The third paper reported on a multicenter, prospective, single-blind, randomized study that enrolled 30 patients with a dual-chamber PM with closed-loop stimulation (CLS) implanted at least 6 months prior to enrolment, with a history of recurrent syncopes and cardioinhibitory response to the TTT. At the initial visit, patients were randomized 1:1 by a central system into 1 of 2 pacing groups, DDD-CLS first or DDD first (at a fixed rate of 60 bpm), and they underwent a first TTT with the PM activated. At the end of the test, the PM was reprogrammed and 1 week later, the test was repeated with the other pacing mode, i.e., with crossover from DDD-CLS to DDD and from DDD to DDD-CLS. Compared with DDD, the DDD-CLS mode significantly reduced the occurrence of syncope in the TTT (30.0% vs 76.7%; P < .001). Among the patients who had a syncope in both TTTs and with both pacing modes, DDD-CLS significantly delayed the onset of syncope during TTT. The maximum fall in blood pressure recorded during the TTT was significantly lower in DDD-CLS than in DDD.3

The fourth paper described the SPAIN study, with a multicenter, prospective, randomized, double-blind design, that enrolled 54 patients with recurrent syncope and TTT cardioinhibitory response. A total of 46 patients completed the protocol. All patients received a DDD-CLS PM and were randomized 1:1 to 2 groups: group A first received DDD-CLS for 12 months and then DDI for 12 months; group B first received DDI and then DDD-CLS for the same periods of time as group A. During 22 months of follow-up, in group A, 72% of patients receiving DDD-CLS therapy had ≥ 50% reduction in syncopes versus 28% of patients receiving DDI; and in group B, all patients had ≥ 50% reduction in syncopes after switching from DDI mode to DDD-CLS in the second year (P = .0003). Just 4 patients (8.7%) had a syncope when in DDD-CLS mode, versus 21 (45.65%) who had one when in DDI mode (hazard ratio = 6.72; odds ratio = 0.11; P < .0001). The Kaplan-Meier analysis showed significantly longer time to first syncope in group A versus group B and the same finding was also observed in the 46 patients in DDD-CLS mode versus DDI mode (P < .0001). Therefore, DDD-CLS pacing significantly reduces syncope burden, lowers syncope recurrence 7-fold, and significantly prolongs time to first recurrence.4, 5 The BIOSync study, 6the fifth paper referred to here, aims to confirm our results.


Corresponding author.

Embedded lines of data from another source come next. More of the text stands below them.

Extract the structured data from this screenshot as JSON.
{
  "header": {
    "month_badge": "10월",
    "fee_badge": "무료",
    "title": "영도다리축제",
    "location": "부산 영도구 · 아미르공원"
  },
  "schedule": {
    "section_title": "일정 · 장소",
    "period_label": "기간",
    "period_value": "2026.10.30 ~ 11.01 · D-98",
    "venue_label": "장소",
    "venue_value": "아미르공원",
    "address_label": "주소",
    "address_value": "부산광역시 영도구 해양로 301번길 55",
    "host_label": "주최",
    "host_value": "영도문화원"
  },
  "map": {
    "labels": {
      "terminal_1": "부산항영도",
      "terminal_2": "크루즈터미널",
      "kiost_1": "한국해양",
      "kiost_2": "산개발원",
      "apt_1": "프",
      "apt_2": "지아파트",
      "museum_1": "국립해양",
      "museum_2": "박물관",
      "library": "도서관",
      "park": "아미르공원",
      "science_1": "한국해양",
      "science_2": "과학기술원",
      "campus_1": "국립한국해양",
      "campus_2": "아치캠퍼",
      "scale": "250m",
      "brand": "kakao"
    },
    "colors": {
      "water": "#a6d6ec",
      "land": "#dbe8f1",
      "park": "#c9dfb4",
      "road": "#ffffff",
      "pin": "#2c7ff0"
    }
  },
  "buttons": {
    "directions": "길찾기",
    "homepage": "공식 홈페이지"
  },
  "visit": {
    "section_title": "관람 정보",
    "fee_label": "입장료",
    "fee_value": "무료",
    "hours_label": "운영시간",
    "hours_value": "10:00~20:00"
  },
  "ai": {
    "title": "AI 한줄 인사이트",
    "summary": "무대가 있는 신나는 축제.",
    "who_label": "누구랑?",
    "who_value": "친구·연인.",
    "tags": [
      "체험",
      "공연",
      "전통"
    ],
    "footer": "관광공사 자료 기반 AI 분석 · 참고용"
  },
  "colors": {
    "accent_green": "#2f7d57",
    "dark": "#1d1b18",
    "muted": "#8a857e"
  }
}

1. Tomaino M, Unterhuber M, Sgobino P, Pescoller F, Manfrin M, Rauhe W. Combined diagnostic yield of tilt table test and implantable loop recorder to identify patients affected by severe clinical presentation of neurally-mediated reflex syncope who could respond to cardiac pacing. J Atr Fibrillation. 2016;8:1397.
2. Brignole M, Arabia F, Ammirati F, et al, on behalf of the Syncope Unit Project 2 (SUP 2) investigators. Standardized algorithm for cardiac pacing in older patients affected by severe unpredictable réflex syncope: 3-year insights from the Syncope Unit, Project 2 (SUP 2) study. Europace. 2016;18:1427-33.
3. Palmisano P, Dell’Era G, Russo V, et al. Effects of closed-loop stimulation vs, DDD pacing on haemodynamic variations and occurrence of syncope induced by head-up tilt test in older patients with refractory cardioinhibitory vasovagal syncope: the Tilt test-Induced REsponse in Closed-loop Stimulation multicentre, prospective, single blind, randomized study. Europace. 2017. Available from: Accessed 26 Oct 2017.
4. Baron-Esquivias G, Morillo CA, Moya-Mitjans A, et al. Dual-chamber pacing with closed loop stimulation in recurrent reflex vasovagal syncope, The SPAIN Study. J Am Coll Cardiol. 2017;70:1720-8.
5. Barón-Esquivias G, Morillo CA. La estimulación definitiva en el paciente con síncope Neuromediado, Lecciones del estudio SPAIN. Rev Esp Cardiol. 2017. [en prensa]
6. Brignole M, Tomaino M, Aerts A, et al. Benefit of dual-chamber pacing with Closed Loop Stimulation in tilt-induced cardio-inhibitory reflex syncope (BIOSync trial): study protocol for a randomized controlled trial. Trials. 2017;18:208. Available from: Accessed 26 Oct 2017

1885-5857/© 2018 Sociedad Española de Cardiología. Published by Elsevier España, S.L.U. All rights reserved